*Work request:* Below are the records; how many of their lines contain "this"? Reply only with that figure.

--------------------------------

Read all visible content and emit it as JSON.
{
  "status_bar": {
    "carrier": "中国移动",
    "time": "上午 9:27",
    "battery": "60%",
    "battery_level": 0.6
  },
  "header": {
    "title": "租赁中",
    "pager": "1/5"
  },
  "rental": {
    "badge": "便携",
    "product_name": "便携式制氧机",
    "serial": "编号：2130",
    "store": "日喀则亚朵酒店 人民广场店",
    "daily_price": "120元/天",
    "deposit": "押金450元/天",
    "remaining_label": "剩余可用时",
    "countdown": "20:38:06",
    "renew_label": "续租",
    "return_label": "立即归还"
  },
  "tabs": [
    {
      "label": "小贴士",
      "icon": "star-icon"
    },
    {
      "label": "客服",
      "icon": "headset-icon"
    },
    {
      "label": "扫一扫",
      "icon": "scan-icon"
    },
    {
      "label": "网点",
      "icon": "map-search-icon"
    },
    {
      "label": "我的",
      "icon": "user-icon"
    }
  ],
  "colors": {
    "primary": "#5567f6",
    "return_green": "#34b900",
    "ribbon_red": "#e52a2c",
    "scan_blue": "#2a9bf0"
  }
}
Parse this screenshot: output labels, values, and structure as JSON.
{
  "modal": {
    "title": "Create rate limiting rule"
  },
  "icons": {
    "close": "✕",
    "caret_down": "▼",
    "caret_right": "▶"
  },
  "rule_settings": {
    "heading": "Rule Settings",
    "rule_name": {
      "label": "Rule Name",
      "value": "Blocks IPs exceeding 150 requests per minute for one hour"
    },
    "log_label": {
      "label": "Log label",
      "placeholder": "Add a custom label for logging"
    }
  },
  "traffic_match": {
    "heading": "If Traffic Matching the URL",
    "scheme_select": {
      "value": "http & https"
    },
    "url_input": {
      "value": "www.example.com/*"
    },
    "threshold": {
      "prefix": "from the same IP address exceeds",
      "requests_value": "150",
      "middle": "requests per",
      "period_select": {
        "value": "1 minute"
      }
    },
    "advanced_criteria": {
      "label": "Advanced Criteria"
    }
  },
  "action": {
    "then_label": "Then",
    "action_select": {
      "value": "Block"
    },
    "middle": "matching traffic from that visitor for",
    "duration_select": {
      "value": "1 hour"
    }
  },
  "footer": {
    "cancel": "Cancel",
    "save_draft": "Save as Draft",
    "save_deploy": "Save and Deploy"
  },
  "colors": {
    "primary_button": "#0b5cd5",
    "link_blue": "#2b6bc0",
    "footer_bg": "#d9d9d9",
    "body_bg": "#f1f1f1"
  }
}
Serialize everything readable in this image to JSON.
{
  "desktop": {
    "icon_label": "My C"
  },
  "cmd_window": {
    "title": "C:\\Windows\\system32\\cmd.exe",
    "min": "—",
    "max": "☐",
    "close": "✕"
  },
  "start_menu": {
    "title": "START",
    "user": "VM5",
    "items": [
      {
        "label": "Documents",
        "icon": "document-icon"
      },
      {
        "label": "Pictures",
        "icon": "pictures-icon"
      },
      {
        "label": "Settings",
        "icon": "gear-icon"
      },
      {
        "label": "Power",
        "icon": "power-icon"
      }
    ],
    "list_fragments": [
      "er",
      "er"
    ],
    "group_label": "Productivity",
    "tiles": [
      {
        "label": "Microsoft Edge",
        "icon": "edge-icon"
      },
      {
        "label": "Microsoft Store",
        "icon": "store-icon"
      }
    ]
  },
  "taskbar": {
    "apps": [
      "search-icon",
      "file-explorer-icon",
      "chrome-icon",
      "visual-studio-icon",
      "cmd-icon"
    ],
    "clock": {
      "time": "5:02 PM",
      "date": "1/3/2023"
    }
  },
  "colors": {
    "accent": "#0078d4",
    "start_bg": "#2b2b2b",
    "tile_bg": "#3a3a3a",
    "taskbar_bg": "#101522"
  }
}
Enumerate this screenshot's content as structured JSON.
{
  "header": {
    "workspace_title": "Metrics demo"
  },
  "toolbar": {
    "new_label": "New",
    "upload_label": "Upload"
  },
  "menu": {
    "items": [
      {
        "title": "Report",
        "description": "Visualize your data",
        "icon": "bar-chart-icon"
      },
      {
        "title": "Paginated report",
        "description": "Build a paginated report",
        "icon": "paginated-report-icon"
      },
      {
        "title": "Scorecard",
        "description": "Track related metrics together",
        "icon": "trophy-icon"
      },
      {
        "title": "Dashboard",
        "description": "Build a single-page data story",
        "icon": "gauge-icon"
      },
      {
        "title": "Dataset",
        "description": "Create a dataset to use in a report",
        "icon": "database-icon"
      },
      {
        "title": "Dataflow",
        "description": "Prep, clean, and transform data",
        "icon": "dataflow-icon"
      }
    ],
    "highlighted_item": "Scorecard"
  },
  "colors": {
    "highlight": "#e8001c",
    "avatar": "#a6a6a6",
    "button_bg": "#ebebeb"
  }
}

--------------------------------

*Exercise answer:* 3